If you have a newer car, you know you’re driving a computer on wheels, and that computer has a lot of your personal information. When you’re clearing out your glove compartment, console, back seat and trunk as you prepare to give that vehicle to someone else through purchase or donation, don’t forget to clear your personal data stored in your car’s electronic system.
“Giving your car to someone without clearing your personal information is almost like handing someone your smartphone,” said CSLEA Foundation Chairman Kenny Ehrman. “If you’re not sure how to permanently clear that information, check your manual, visit a dealership, or go to the vehicle maker’s website.”
The Federal Trade Commission (FTC) has a good checklist regarding types of data you want to remove from the electronic system of your vehicle:
- Phone contacts and an address book may have been downloaded when you synced your phone with your vehicle.
- Mobile apps’ log-in information, or data that’s gathered and stored on mobile apps, may be stored in the car.
- Digital content like music may be stored on a built-in hard drive.
- Location data like addresses or the routes you take to home, work, and favorite places may be stored in your navigation system.
- Garage door codes for your home or office may be on your system.
If you subscribe to satellite radio or any other service, transfer that service to the new vehicle you will be driving.
The FTC also recommends that you clear connections between your devices and the car as well.
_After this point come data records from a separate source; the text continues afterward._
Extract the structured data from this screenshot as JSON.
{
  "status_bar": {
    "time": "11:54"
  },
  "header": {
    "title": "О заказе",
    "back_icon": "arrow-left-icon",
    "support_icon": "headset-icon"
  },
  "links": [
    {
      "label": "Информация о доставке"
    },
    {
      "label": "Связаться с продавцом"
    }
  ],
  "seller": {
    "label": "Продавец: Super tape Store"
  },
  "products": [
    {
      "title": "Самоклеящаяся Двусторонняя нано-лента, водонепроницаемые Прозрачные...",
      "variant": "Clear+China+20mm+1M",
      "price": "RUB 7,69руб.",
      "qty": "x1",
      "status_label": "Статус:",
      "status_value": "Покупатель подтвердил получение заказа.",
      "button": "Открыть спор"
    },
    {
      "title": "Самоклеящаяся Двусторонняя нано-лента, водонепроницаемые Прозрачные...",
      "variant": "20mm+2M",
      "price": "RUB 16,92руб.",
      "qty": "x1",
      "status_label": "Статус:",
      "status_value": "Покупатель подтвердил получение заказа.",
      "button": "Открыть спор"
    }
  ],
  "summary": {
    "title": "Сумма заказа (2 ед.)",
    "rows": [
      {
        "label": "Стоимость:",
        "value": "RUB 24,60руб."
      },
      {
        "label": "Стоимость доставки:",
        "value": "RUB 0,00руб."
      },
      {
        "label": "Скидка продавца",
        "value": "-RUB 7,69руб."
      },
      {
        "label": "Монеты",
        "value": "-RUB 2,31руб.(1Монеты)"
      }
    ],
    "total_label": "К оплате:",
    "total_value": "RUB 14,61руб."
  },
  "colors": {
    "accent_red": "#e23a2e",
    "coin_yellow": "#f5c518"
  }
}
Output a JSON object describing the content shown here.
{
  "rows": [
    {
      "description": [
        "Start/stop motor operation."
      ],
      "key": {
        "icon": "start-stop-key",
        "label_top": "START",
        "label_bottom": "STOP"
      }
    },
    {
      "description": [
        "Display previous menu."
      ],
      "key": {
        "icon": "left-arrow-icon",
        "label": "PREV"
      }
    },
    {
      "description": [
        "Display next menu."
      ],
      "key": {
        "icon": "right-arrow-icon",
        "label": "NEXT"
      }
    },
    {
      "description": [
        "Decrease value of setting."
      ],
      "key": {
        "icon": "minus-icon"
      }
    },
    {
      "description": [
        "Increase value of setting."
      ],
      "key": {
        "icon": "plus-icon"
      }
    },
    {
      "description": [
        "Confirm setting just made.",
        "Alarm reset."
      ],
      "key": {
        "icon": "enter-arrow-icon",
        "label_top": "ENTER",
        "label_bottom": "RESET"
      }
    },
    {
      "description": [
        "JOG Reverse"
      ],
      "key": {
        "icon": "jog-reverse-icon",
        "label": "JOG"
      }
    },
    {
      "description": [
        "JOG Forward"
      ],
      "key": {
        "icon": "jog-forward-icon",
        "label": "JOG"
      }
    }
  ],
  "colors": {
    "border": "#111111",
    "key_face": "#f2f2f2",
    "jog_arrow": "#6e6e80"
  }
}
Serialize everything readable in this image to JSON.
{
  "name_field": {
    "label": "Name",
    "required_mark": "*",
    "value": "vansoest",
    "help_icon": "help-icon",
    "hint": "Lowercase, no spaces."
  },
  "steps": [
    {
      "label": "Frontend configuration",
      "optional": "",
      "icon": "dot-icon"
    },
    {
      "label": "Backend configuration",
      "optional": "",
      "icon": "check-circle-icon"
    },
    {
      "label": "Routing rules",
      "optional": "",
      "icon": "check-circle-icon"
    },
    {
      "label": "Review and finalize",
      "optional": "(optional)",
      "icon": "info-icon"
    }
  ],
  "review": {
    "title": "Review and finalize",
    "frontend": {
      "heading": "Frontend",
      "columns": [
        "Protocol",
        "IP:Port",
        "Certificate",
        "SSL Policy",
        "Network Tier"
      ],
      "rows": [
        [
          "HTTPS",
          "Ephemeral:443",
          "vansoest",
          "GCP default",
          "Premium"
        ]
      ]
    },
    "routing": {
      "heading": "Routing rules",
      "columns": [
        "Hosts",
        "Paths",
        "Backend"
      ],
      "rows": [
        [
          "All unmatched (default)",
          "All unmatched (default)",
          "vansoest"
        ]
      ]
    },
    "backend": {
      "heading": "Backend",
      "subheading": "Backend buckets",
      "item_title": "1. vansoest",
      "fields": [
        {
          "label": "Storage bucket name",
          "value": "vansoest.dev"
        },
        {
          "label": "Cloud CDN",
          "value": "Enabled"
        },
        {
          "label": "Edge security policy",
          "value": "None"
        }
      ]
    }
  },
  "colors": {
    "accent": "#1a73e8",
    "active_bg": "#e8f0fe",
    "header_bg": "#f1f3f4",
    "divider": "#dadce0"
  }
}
Some car manufacturers provide an app that lets you control the car’s functions or find the car — you should disconnect the app from the car when you sell it or trade it in.